Find how many lines of the records below contain the word "role" and write that number by itself.

Page and application data records:
--

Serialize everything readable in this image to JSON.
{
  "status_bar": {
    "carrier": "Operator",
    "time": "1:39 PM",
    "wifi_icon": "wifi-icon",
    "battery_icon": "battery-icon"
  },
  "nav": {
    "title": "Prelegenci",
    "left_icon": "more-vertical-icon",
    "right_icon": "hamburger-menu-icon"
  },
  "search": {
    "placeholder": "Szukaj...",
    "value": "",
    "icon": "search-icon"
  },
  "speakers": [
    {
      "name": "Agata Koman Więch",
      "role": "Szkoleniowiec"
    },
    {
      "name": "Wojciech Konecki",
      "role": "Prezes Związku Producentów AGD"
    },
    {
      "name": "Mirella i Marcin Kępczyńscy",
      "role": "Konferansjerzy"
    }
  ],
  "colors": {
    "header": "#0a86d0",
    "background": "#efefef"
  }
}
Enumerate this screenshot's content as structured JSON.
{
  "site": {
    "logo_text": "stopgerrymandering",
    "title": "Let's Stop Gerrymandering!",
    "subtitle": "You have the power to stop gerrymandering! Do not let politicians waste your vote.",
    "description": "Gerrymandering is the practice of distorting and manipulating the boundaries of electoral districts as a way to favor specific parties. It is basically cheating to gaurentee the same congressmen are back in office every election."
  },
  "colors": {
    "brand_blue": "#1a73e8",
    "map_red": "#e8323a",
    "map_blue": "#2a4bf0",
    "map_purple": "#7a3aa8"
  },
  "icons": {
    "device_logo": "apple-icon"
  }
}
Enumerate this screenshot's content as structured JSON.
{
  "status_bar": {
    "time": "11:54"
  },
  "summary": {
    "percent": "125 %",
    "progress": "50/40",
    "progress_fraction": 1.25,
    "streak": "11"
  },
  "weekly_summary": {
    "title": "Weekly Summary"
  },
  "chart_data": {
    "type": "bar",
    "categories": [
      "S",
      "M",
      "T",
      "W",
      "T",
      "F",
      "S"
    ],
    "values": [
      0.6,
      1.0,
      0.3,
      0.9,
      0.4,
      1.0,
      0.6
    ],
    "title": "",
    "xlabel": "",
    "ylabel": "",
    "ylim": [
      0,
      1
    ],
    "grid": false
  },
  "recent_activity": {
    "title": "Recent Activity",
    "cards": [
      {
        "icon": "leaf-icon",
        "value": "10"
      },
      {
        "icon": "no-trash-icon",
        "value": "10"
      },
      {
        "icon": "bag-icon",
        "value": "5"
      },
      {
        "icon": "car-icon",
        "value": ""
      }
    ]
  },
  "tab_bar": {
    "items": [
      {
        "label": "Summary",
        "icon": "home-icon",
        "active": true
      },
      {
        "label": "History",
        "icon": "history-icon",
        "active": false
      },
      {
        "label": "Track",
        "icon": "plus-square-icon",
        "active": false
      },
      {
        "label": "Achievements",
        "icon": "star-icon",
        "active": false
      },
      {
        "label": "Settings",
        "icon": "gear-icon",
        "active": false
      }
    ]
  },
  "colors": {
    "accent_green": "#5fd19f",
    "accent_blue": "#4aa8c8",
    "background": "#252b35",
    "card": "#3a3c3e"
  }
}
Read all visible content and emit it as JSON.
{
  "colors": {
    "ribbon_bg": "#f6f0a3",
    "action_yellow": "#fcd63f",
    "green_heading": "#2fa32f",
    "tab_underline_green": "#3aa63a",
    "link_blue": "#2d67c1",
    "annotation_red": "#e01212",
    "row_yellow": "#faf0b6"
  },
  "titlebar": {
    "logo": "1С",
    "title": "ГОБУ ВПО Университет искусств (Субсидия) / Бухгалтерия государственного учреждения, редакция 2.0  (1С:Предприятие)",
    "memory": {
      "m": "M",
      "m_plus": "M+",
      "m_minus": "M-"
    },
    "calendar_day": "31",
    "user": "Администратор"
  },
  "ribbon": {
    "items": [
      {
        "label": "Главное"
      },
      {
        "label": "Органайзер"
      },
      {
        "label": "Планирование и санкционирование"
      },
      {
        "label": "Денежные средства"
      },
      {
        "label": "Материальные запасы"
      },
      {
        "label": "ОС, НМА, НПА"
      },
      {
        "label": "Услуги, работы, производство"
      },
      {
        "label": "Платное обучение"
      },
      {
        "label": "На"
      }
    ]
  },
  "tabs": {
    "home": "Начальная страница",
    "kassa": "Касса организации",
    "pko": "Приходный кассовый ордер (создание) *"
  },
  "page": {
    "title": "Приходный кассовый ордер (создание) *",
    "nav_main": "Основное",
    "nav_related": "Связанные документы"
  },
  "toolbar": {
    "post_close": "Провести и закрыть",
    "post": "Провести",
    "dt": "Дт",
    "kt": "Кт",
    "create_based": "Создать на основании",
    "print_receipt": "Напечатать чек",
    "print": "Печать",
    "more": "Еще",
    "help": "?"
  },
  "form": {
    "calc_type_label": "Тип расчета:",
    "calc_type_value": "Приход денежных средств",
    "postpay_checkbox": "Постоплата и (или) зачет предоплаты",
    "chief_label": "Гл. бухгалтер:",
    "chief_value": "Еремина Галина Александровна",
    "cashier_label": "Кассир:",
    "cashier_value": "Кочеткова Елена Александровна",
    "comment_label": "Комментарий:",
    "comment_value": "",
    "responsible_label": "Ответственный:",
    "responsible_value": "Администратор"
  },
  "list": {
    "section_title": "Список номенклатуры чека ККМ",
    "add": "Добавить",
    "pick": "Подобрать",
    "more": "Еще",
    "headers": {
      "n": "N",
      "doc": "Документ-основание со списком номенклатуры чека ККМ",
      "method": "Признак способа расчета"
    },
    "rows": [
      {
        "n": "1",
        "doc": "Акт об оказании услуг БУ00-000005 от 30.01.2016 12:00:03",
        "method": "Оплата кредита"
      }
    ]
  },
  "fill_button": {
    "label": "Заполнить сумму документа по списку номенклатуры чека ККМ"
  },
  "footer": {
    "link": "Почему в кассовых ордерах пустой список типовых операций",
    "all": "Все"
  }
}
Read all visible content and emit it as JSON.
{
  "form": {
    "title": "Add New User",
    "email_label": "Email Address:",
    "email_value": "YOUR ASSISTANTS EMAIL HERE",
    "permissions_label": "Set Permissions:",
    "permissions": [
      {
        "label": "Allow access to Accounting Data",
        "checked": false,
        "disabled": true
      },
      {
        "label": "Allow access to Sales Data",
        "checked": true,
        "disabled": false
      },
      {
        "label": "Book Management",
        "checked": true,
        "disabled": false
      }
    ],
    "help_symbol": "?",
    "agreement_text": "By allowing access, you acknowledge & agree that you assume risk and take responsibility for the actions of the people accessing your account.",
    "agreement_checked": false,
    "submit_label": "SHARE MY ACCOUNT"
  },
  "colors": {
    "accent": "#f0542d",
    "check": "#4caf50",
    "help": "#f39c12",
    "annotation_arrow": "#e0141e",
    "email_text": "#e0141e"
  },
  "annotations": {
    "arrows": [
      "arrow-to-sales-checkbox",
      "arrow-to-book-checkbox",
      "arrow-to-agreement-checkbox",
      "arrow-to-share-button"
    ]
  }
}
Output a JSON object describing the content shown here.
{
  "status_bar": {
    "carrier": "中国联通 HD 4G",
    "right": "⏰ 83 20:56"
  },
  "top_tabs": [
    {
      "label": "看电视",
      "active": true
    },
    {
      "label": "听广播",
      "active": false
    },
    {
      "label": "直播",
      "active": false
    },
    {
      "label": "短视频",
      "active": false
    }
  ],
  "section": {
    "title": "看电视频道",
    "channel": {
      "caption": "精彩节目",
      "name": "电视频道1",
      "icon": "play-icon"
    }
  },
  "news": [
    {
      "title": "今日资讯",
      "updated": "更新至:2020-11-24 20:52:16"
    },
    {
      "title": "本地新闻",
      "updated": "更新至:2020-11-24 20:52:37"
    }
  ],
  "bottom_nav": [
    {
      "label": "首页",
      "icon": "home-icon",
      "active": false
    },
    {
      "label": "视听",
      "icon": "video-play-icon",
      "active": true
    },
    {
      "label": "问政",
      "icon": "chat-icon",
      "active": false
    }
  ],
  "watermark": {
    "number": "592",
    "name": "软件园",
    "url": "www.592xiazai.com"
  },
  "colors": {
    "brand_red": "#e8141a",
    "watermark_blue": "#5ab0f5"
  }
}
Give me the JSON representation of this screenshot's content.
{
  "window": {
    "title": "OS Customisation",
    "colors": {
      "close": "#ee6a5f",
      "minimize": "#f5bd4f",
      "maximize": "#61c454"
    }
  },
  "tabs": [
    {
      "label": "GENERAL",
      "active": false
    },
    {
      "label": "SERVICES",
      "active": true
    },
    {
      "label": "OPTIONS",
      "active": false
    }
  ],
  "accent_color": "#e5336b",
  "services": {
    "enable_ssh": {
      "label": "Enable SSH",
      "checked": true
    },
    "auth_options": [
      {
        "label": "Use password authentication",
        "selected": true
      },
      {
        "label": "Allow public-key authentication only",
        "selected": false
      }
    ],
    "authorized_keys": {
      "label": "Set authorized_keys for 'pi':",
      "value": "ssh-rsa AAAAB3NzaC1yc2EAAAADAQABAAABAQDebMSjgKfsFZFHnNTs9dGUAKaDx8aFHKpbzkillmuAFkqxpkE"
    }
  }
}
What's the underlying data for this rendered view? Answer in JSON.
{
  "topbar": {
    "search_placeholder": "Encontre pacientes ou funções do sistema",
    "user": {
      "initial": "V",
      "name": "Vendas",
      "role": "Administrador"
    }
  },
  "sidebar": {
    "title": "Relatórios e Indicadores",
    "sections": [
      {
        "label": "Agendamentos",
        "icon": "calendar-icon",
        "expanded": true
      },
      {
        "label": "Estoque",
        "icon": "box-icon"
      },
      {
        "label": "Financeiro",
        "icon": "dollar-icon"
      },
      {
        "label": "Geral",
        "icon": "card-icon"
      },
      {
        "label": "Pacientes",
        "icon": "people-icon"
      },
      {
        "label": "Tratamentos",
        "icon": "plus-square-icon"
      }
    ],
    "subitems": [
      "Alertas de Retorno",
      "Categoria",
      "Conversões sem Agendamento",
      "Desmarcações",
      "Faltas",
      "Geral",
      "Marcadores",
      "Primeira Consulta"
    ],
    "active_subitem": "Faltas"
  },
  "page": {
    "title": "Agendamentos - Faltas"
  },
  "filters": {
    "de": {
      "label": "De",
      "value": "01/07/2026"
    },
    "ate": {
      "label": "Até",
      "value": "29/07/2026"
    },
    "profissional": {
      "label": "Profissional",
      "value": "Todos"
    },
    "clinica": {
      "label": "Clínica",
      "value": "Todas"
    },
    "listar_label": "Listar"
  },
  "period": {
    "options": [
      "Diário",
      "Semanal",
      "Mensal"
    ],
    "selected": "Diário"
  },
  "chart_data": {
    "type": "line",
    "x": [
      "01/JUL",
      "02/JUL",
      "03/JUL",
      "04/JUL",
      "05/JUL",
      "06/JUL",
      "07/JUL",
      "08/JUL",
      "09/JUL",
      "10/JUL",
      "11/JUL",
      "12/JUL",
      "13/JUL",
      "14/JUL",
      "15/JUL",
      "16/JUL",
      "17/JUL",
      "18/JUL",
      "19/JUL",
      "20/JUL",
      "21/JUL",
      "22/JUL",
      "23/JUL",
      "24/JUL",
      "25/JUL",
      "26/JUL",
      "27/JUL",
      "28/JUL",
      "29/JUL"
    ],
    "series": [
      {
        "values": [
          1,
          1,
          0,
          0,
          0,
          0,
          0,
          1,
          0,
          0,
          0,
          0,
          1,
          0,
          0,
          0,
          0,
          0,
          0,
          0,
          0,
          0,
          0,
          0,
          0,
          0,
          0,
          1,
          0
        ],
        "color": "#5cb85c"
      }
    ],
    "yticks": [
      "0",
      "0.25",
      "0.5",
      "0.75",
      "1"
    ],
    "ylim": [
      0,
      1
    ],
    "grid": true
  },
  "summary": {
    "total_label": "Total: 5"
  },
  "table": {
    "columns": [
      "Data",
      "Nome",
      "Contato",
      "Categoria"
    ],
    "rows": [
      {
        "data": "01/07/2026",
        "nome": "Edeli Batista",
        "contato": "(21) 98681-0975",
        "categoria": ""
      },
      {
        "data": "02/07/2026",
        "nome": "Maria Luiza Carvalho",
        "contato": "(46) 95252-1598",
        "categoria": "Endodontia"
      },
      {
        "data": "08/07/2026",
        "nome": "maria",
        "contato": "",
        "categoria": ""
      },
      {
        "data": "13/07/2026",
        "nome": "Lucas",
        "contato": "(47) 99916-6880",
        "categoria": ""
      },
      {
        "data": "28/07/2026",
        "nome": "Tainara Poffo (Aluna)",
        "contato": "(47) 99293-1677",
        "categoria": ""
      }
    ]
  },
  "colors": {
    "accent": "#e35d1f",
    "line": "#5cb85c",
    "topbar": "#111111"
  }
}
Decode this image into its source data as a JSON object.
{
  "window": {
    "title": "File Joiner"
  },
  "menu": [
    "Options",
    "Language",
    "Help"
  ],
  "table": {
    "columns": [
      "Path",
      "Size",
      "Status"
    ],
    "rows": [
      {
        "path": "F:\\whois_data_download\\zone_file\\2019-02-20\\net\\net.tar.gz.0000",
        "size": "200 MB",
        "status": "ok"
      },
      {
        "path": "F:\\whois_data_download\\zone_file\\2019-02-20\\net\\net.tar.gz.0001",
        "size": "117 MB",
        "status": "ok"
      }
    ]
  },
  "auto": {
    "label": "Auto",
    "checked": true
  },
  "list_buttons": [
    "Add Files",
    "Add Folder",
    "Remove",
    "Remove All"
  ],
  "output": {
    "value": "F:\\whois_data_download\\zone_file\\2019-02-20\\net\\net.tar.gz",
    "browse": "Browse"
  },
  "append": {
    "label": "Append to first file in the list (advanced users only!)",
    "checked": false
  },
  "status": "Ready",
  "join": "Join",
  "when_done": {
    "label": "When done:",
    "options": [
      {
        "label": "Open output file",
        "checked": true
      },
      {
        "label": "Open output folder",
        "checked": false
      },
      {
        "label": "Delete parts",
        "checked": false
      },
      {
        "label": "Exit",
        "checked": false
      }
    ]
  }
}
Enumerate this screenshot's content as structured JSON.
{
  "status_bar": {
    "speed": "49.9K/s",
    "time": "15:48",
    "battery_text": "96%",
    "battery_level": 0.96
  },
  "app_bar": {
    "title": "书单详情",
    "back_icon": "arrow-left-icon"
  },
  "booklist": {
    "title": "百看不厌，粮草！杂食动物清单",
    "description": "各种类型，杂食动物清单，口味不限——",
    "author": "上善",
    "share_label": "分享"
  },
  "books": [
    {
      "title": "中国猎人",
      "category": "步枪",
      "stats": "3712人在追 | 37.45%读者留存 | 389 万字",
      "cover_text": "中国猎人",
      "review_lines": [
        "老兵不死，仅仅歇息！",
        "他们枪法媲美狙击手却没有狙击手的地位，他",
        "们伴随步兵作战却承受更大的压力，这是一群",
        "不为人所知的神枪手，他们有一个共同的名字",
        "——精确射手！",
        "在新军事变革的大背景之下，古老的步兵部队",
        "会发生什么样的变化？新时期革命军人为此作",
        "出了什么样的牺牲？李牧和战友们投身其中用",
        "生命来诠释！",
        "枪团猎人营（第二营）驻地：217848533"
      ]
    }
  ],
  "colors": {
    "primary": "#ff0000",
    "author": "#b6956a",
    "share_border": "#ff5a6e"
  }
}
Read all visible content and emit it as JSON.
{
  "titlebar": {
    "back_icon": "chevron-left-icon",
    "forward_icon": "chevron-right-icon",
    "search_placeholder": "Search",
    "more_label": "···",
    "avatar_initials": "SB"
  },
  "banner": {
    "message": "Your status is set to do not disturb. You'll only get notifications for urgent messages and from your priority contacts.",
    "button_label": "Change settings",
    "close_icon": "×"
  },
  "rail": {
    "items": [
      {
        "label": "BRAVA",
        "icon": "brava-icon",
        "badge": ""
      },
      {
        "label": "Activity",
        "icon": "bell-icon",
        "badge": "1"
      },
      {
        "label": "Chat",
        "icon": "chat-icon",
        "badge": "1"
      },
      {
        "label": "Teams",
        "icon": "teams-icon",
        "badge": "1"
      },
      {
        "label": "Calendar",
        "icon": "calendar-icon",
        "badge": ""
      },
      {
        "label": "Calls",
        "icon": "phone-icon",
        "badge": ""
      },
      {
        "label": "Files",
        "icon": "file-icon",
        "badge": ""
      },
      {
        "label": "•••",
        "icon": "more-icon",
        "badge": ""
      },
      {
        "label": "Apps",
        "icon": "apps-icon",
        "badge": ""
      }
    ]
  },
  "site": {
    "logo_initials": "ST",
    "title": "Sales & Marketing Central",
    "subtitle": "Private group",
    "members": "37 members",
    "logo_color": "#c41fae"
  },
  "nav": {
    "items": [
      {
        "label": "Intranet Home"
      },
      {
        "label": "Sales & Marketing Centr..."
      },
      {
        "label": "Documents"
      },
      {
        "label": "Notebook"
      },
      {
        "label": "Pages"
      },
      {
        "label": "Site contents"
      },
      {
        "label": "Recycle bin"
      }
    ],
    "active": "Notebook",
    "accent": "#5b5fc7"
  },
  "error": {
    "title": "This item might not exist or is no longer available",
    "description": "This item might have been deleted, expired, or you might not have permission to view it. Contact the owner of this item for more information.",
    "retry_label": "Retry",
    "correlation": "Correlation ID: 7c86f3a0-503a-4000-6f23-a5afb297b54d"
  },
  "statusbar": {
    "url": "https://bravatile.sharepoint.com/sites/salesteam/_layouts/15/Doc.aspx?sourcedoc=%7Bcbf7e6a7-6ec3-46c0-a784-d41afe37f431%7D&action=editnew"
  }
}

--

▶ _Answer to this task_: 4